High season in the province of Québec is summer, from June 24 (Jean-Baptiste Day) through early September (Labour Day). Festivals listed in chapters 8 and 15 give you a peek at some of the back-to-back options. In Québec City, the period from Christmas to New Year’s and February weekends during the big winter Carnaval are especially busy, too. Celebrating the holidays a la française is a particular treat in Québec City, where the streets are almost certainly banked with snow and nearly every ancient building sports wreaths, decorated fir trees, and glittering white lights. Just north of Montréal, the Laurentian Mountains do big ski business late Nov to late Mar. Hotels are most likely to be full and charge their highest rates in these periods.

Low season is during March and April, when fewer events are scheduled and winter sports start to be iffy. The late-fall months of October and November are also slow due to their all-but-empty social calendars. But autumn is still a lovely time to visit: walks in the cities’ parks are a refreshing tonic, the trees still have their fall color, and the roads are less crowded for day trips into the countryside from either city.


Temperatures are usually a few degrees lower in Québec City than in Montréal. Spring, short but sweet, arrives around the middle of May. Summer (mid-June through mid-Sept) tends to be humid in Montréal, Québec City, and other communities along the St. Lawrence River, and drier at the inland resorts of the Laurentides and the Cantons-de-l’Est. Intense, but usually brief, heat waves mark July and early August, although temperatures rarely remain oppressive in the evenings.

Autumn (Sept–Oct) is as short and changeable as spring, with warm days and cool nights. It’s during this season that Canadian maple trees blaze red and orange.

Winter brings dependable snow for skiing outside Montréal in the Laurentides and Cantons-de-l’Est and, north of Québec City, in Charlevoix. Snow and slush are present in the city from November to March.

Weather forecasts from the Canadian government are at weather.gc.ca.


Canada’s important public holidays are New Year’s Day (Jan 1); Good Friday and Easter Monday (Mar or Apr); Victoria Day (the Mon preceding May 25); St-Jean-Baptiste Day, Québec’s own “national” day (June 24); Canada Day (July 1); Labour Day (first Mon in Sept); Canadian Thanksgiving Day (second Mon in Oct); and Christmas (Dec 25).
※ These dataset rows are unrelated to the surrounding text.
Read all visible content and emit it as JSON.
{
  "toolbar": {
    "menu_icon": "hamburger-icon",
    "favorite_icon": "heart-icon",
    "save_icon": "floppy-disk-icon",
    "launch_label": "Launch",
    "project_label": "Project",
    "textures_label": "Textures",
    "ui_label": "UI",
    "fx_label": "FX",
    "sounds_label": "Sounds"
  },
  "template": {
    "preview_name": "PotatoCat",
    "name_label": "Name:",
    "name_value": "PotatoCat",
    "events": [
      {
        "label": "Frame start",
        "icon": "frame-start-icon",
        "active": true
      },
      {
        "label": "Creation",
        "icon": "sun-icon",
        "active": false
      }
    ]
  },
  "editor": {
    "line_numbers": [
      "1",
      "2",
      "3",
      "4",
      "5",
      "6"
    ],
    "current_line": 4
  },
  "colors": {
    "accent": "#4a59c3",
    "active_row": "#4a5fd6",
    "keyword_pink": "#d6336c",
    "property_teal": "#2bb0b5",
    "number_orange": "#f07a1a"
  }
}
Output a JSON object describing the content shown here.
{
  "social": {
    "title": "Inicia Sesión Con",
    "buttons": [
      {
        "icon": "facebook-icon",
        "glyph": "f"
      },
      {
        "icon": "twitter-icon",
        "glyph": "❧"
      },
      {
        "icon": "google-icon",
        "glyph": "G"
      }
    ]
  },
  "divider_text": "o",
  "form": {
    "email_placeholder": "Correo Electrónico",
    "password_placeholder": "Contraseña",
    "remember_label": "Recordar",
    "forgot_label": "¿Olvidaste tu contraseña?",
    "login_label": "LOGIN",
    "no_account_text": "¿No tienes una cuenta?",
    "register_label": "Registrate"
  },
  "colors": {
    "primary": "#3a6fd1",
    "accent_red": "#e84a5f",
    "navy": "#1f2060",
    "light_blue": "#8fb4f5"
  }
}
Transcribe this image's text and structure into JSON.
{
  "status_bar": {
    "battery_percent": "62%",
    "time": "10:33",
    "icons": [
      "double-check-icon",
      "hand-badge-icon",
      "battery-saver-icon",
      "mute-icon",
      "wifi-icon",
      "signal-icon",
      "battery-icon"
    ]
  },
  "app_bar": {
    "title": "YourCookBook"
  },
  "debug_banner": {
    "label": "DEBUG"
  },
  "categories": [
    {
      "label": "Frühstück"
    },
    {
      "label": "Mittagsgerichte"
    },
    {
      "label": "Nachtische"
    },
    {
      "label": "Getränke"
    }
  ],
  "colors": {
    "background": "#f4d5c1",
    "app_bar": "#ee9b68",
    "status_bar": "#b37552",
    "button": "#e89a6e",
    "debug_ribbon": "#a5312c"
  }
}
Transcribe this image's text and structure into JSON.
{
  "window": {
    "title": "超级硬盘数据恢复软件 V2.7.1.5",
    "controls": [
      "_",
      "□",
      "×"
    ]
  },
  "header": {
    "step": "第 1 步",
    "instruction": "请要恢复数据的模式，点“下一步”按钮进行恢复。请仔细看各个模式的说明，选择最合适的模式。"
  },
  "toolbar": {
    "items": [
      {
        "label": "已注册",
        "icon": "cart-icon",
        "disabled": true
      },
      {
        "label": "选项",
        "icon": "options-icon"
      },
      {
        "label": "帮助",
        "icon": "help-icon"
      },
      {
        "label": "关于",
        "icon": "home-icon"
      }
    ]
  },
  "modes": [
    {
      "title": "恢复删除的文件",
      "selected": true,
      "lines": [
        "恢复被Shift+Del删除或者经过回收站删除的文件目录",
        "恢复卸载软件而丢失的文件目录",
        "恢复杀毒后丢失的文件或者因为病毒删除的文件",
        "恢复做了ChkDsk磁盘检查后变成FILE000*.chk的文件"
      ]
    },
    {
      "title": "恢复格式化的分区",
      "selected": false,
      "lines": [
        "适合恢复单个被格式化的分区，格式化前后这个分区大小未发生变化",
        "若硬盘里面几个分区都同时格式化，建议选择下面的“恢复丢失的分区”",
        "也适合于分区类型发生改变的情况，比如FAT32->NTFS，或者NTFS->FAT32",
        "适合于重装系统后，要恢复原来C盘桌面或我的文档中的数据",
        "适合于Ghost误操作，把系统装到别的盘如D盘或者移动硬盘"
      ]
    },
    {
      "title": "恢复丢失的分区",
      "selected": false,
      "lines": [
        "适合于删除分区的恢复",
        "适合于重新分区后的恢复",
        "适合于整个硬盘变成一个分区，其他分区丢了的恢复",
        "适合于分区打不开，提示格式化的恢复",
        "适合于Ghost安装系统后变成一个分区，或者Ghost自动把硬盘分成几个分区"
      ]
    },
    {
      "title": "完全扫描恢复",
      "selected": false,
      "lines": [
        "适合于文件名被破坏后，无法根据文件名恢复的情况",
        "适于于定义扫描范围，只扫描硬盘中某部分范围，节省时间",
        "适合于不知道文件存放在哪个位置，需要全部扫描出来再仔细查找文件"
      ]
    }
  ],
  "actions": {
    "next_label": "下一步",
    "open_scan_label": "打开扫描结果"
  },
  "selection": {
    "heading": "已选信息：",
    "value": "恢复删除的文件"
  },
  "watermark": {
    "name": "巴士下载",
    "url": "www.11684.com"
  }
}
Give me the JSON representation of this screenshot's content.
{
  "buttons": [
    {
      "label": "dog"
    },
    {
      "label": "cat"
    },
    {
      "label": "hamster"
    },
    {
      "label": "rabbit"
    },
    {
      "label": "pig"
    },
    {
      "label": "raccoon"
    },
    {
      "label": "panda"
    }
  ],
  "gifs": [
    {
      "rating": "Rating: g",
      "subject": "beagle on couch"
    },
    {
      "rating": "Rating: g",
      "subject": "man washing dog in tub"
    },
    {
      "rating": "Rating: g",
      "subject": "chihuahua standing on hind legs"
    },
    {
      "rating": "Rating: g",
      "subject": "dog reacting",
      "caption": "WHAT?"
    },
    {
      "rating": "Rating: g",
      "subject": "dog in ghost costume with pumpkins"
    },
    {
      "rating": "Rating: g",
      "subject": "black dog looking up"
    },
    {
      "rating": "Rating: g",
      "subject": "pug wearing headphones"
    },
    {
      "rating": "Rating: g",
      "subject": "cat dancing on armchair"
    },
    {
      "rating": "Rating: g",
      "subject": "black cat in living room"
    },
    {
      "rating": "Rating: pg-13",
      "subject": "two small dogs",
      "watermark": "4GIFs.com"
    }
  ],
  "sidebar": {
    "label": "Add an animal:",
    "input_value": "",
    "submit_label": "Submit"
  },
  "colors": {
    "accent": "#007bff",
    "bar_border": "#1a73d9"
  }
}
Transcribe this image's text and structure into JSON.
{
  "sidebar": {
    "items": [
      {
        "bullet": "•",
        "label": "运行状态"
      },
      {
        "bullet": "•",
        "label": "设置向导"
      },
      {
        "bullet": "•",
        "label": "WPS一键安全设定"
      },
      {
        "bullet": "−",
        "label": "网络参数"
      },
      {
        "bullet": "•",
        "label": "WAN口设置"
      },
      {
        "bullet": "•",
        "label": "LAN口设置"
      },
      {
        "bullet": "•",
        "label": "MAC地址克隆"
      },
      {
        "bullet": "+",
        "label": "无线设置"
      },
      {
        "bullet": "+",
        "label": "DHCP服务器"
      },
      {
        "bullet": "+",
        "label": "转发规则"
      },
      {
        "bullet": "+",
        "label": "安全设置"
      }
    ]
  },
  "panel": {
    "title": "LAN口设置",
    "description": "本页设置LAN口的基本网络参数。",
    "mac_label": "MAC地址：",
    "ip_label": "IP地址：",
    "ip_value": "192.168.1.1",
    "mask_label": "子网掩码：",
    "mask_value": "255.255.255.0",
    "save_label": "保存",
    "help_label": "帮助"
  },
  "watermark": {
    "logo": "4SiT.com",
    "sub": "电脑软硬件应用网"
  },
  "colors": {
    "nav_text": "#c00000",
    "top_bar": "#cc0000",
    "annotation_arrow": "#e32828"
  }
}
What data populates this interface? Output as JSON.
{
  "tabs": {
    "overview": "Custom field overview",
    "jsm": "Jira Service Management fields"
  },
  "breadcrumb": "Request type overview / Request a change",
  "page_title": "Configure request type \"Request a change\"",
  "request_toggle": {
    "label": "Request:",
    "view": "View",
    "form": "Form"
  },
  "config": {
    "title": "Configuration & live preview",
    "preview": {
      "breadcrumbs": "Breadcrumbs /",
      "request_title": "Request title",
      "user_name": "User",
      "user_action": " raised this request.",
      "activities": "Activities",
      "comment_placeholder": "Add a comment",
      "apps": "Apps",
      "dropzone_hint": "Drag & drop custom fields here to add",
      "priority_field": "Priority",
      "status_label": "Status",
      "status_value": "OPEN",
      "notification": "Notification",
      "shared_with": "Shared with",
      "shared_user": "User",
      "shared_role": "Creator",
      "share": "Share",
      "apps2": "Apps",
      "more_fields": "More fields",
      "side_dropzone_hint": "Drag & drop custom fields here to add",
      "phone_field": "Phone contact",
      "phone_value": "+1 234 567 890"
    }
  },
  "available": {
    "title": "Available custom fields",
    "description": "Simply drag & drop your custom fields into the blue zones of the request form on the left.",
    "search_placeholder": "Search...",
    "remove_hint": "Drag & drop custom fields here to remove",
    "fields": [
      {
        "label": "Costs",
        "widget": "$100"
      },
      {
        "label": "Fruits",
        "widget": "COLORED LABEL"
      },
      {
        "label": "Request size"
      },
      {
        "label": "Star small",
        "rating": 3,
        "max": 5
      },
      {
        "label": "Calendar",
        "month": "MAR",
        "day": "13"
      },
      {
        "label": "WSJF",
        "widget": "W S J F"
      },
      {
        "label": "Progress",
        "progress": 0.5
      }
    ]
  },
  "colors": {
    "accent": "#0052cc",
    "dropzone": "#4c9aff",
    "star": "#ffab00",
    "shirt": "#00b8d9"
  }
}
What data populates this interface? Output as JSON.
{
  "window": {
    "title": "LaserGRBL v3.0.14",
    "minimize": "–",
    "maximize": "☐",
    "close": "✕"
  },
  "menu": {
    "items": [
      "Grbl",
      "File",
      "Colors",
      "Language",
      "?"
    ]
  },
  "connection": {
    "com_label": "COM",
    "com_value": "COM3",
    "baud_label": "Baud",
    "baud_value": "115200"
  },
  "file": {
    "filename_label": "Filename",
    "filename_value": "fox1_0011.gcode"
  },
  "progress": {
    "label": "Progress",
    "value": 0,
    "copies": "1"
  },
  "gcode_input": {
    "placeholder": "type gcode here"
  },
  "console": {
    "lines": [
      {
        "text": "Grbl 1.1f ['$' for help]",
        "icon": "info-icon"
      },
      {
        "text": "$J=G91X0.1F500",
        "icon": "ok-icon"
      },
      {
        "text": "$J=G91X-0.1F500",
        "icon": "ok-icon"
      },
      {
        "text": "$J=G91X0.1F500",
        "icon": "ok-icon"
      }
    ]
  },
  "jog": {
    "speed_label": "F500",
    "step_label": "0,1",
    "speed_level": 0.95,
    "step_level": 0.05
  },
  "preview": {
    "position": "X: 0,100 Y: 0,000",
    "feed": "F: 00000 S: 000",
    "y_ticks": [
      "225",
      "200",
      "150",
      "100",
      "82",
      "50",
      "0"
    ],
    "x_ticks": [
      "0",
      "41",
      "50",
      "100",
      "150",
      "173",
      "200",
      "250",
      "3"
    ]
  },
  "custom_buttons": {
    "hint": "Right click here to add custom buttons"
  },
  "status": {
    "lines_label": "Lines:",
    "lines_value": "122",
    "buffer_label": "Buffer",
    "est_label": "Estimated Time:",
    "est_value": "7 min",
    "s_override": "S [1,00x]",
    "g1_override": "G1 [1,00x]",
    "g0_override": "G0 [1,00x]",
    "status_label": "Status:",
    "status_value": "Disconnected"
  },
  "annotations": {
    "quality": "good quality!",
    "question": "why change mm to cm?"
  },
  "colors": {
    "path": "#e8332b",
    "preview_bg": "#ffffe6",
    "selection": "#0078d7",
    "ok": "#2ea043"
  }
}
Note: This information was accurate when it was published, but can change without notice. Please be sure to confirm all rates and details directly with the companies in question before planning your trip.